NFL teams need a variety of skill sets to play an effective offense. While explosive playmakers get all the highlights, having players who keep the offense on the field and moving forward are important as well.
Those big plays only happen a couple times a game, but the routine plays that make an offense functional can be much more important.
Cincinnati wide receiver Alec Pierce is certainly capable of generating those big plays – he did average 17.5 yards per catch for the Bearcats – but his real value was keeping the offense moving. Pierce just has a knack for finding the soft spots in coverages and is willing to help his teammates make plays.
The New York Giants offense need to fill out their wide receiver depth chart, and they could also use a player to help keep their offense on the field. Could Pierce be an under-the-radar answer to some of the Giants’ problems?
Prospect: Alec Pierce (12)
Games Watched: vs. Eastern Carolina (2021), vs. Indiana (2021), vs. Notre Dame (2021), vs. Tulane (2021)
Red Flags: Knee / Shoulder (2020)
Weight: 208 pounds
Arm Length: 32 5/8 inches
Wingspan: 78 3/8 inches
Hand: 9 inches
Games Played: 34
Yards (YPC): 1,851 (17.5 per catch)
Games Played: 14
Yards (YPC): 884 (17.0 per catch)
Best: Size, route running, blocking, quickness, ball skills
Worst: Fluidity, hand strength
Projection: A Flanker or Big Slot in a West Coast or Spread influenced offense.
Alec Pierce is a good-sized, savvy, and competitive wide receiver prospect from the University of Cincinnati.
Pierce has good size to play a variety of roles in an NFL offense at 6-foot-3, 208 pounds. He played out of several alignments in Cincinnati’s offense, lining up as the X, Flanker, and Slot receiver, and played a variety of roles in the Bearcats’ passing offense.
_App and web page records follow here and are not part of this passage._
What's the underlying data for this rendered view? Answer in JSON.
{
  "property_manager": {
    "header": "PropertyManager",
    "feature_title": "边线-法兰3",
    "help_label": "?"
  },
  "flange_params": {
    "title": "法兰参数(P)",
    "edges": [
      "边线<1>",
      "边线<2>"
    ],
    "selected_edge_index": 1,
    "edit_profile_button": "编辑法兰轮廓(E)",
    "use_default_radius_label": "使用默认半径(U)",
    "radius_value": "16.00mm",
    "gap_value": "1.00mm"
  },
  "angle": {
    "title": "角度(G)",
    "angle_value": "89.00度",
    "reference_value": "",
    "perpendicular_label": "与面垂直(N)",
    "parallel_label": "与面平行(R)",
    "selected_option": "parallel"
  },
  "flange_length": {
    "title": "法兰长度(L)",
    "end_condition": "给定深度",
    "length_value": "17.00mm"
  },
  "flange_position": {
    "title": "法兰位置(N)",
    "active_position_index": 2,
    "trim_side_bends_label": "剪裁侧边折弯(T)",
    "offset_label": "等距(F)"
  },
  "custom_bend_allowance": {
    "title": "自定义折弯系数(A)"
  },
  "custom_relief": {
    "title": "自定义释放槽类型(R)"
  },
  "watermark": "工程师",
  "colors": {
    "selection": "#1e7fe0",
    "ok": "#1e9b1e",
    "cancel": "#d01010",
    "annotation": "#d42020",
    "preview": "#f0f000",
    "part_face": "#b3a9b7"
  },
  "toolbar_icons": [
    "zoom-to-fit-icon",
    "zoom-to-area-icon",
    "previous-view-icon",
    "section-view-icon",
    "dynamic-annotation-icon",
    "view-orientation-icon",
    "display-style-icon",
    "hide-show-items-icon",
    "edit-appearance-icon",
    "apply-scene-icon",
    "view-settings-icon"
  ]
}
Pierce has a variety of strategies for releasing off the line of scrimmage depending on the coverage he is facing. He uses a quick stutter-step to freeze cornerbacks in tight man coverage, while also showing a good use of hands to create separation down the field against man coverage.
He is a savvy route runner and has a good understanding of defensive coverage schemes. Pierce is routinely able to find the voids in zone coverage, or uncover against man coverage. Likewise, he also shows a good understanding of how to use his routes to create traffic for defenders – and opportunities for his teammates.
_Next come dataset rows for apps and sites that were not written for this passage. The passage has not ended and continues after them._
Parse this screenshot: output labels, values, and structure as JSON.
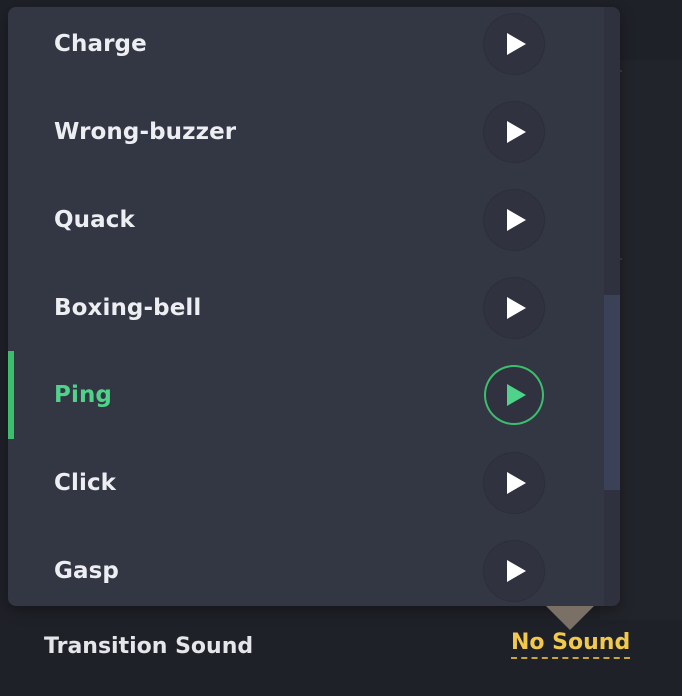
{
  "sounds": {
    "items": [
      {
        "label": "Charge",
        "selected": false
      },
      {
        "label": "Wrong-buzzer",
        "selected": false
      },
      {
        "label": "Quack",
        "selected": false
      },
      {
        "label": "Boxing-bell",
        "selected": false
      },
      {
        "label": "Ping",
        "selected": true
      },
      {
        "label": "Click",
        "selected": false
      },
      {
        "label": "Gasp",
        "selected": false
      }
    ],
    "play_icon": "play-icon"
  },
  "footer": {
    "transition_label": "Transition Sound",
    "current_value": "No Sound"
  },
  "colors": {
    "background": "#1f2128",
    "dropdown": "#333643",
    "selected_accent": "#3dbd6e",
    "selected_text": "#4fd38a",
    "value_text": "#f2c94c"
  }
}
Pierce does a good job of locating the ball down the field, waiting until the last second to get his head around and quickly picking up the ball in flight. From there, he does a good job of tracking the ball in the air and making adjustments to give himself the best opportunity to make the catch. He has good body control and appears to be a “hands” catcher. Pierce does a good job of putting his body between any defenders and the ball as well as extending to maximize his catch radius.
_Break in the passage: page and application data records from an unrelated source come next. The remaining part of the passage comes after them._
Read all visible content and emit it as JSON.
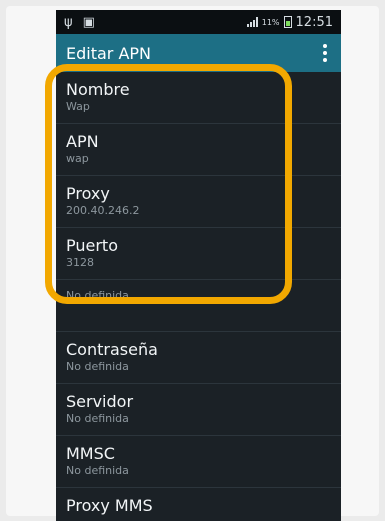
{
  "statusbar": {
    "battery_pct": "11%",
    "time": "12:51",
    "usb_icon": "usb-icon",
    "image_icon": "image-notification-icon"
  },
  "appbar": {
    "title": "Editar APN",
    "menu_icon": "overflow-menu-icon"
  },
  "items": [
    {
      "title": "Nombre",
      "value": "Wap"
    },
    {
      "title": "APN",
      "value": "wap"
    },
    {
      "title": "Proxy",
      "value": "200.40.246.2"
    },
    {
      "title": "Puerto",
      "value": "3128"
    },
    {
      "title": "",
      "value": "No definida"
    },
    {
      "title": "Contraseña",
      "value": "No definida"
    },
    {
      "title": "Servidor",
      "value": "No definida"
    },
    {
      "title": "MMSC",
      "value": "No definida"
    },
    {
      "title": "Proxy MMS",
      "value": ""
    }
  ],
  "colors": {
    "appbar": "#1d6f85",
    "background": "#1b2126",
    "highlight": "#f2a800"
  }
}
He is also a good blocker on the perimeter and at the second level. Pierce wastes no time transitioning from his route to blocking the nearest defender on running plays or to helping a teammate in a run-after-catch situation. He’s a competitive blocker who gives effort on every rep.
Pierce is a bit of an awkward athlete. He lacks true fluidity in motion and his lower body appears stiff at times. That can cause him to lose his balance when playing through tight traffic. Likewise, he does not have the ability to drop his hips and change his center of gravity when he needs to make sharp breaks. Pierce also lacks great explosiveness off the line of scrimmage and out of his breaks. That can cause him to “roll” a bit as he needs a step to get up to speed, giving quicker DBs a chance to recover.
Pierce has good ball skills, but he can also be prone to having the ball knocked away at the last second, calling his hand strength into question.
Overall Grade: 7.0
Pierce projects best as a number 2 or number 3 receiver in a modern offense which incorporates elements of West Coast, Spread, or Air Raid offenses.
He has the ability to line up as both a Flanker or Big Slot and should be moved around the offensive formation to make best use of his size and route running. Pierce will probably make most of his plays as a possession receiver and could be a good option to keep an offense on schedule or convert key third downs. He has the ability to stretch the field, but being able to separate against man coverage, or find voids in zone coverages, will be more valuable on a down-to-down basis. He could also have upside in the endzone at the fringes of the Red Zone. Pierce’s ability to find weaknesses in coverage or uncover quickly could be useful where the game starts to speed up.
Pierce is likely best lined up off the line of scrimmage in the Slot or as a Flanker to keep him out of press-man situations against defenses’ top cornerbacks. He was able to separate against tight man coverage in college, but top NFL athletes will be another matter altogether.
Pierce also has upside as a blocker at the second level or on the perimeter. He’s an unselfish player and his understanding of defenses and angles are a boon in this phase of the game. Pierce’s competitiveness also shows up in the run game, and he is completely willing to help his teammates succeed.